Sweets received slightly higher marks and ended up being selected as finalists.
Finally, we were impressed by the number of entries in the initial application pool that qualified for the Rising Star award. In past years, the ratio of established chocolatiers to new chocolatiers was the reverse of this year. This fact gives me great hope for the future of artisan chocolatiers in this country.
Overall, the technical execution of the pieces was very high. We saw elaborate and beautiful surface decorations on the insides of molds and exquisite transfers as well as several different ways - often unusual - of incorporating salt into the pieces, including several that focused delivering the texture of the salt not just the flavor. Furthermore there were a number of multi-layer pieces - and not just ganache/pate-de-fruit pairings - that provided not only unusual texture combinations but also new and wonderful taste sensations.
In the end, the judges made their decisions and it was not obvious to me from a quick glance at the scores who the winners would be. From the 20 chocolatiers invited to submit entries for judging, the SIX finalists are (in alphabetical order by the name of the piece):
Dark Chocolate, Dried Blueberry, and Salty Almond Bar
Maria Valente, Chocolations, Mamaroneck, NY
Mayan Chile Verde Ganache w/ Sweet Corn Bonbon
Joanne Hansen, Bon Bon Bakery & Chocolates, San Diego, CA
Mexican Mango Bonbon
Bill Brown, William Dean Chocolates, Largo, FL
Molasses Shoo-Fly Caramel
Stephanie Marcon, Coco-Luxe Confections, Sausalito, CA
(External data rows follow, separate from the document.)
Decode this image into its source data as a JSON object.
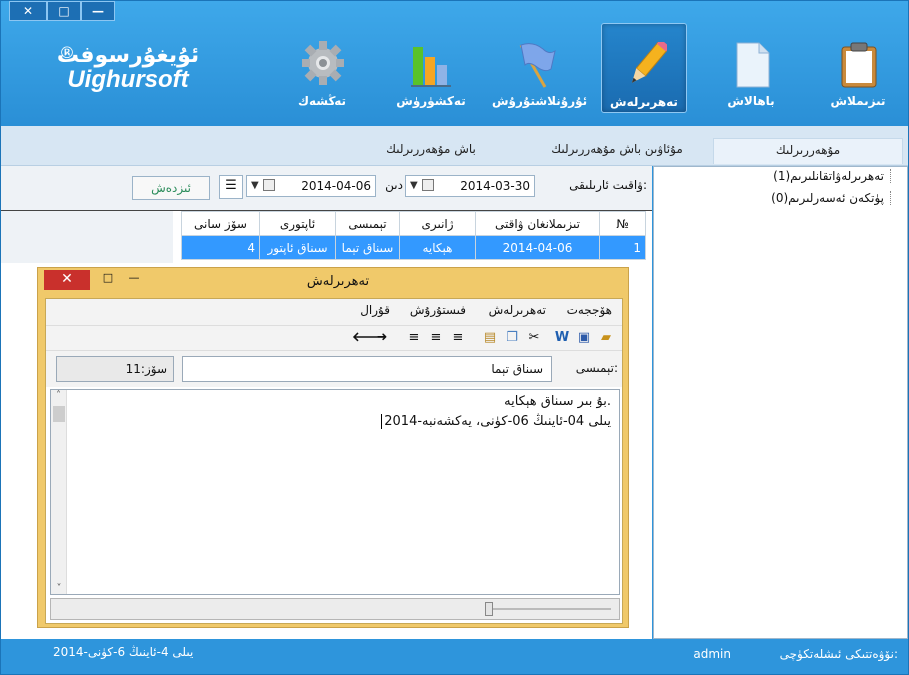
{
  "window_controls": {
    "close": "✕",
    "restore": "□",
    "minimize": "—"
  },
  "logo": {
    "uyghur": "ئۇيغۇرسوفت",
    "latin": "Uighursoft",
    "reg": "®"
  },
  "toolbar": {
    "items": [
      {
        "label": "تىزىملاش",
        "icon": "clipboard-icon"
      },
      {
        "label": "باھالاش",
        "icon": "document-icon"
      },
      {
        "label": "تەھرىرلەش",
        "icon": "pencil-icon",
        "selected": true
      },
      {
        "label": "ئۇرۇنلاشتۇرۇش",
        "icon": "flag-icon"
      },
      {
        "label": "تەكشۈرۈش",
        "icon": "bar-chart-icon"
      },
      {
        "label": "تەڭشەك",
        "icon": "gear-icon"
      }
    ]
  },
  "tabs": [
    {
      "label": "مۇھەررىرلىك",
      "selected": true
    },
    {
      "label": "مۇئاۋىن باش مۇھەررىرلىك",
      "selected": false
    },
    {
      "label": "باش مۇھەررىرلىك",
      "selected": false
    }
  ],
  "filter": {
    "time_label": "ۋاقىت ئارىلىقى:",
    "from_date": "2014-03-30",
    "to_label": "دىن",
    "to_date": "2014-04-06",
    "search_button": "ئىزدەش"
  },
  "table": {
    "columns": [
      "№",
      "تىزىملانغان ۋاقتى",
      "ژانىرى",
      "تېمىسى",
      "ئاپتورى",
      "سۆز سانى"
    ],
    "rows": [
      {
        "no": "1",
        "date": "2014-04-06",
        "genre": "ھېكايە",
        "title": "سىناق تېما",
        "author": "سىناق ئاپتور",
        "words": "4"
      }
    ]
  },
  "tree": [
    {
      "label": "تەھرىرلەۋاتقانلىرىم(1)"
    },
    {
      "label": "پۈتكەن ئەسەرلىرىم(0)"
    }
  ],
  "editor": {
    "title": "تەھرىرلەش",
    "close": "✕",
    "menu": [
      "ھۆججەت",
      "تەھرىرلەش",
      "فىستۇرۇش",
      "قۇرال"
    ],
    "subject_label": "تېمىسى:",
    "subject_value": "سىناق تېما",
    "word_count_label": "سۆز:11",
    "body_line1": "بۇ بىر سىناق ھېكايە.",
    "body_line2": "2014-يىلى 04-ئاينىڭ 06-كۈنى، يەكشەنبە"
  },
  "status": {
    "operator_label": "نۆۋەتتىكى ئىشلەتكۈچى:",
    "user": "admin",
    "date": "2014-يىلى 4-ئاينىڭ 6-كۈنى"
  },
  "colors": {
    "brand_blue": "#2e95dc",
    "selection": "#3399ff",
    "editor_frame": "#f0c96a",
    "close_red": "#c9302c"
  }
}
Salty Nutty Toffee Bar
Sarah Hart, Alma Chocolate, Portland, OR
Three Hot Nuts Bar
Gail Ambrosius, Gail Ambrosius Chocolatier, Madison, WI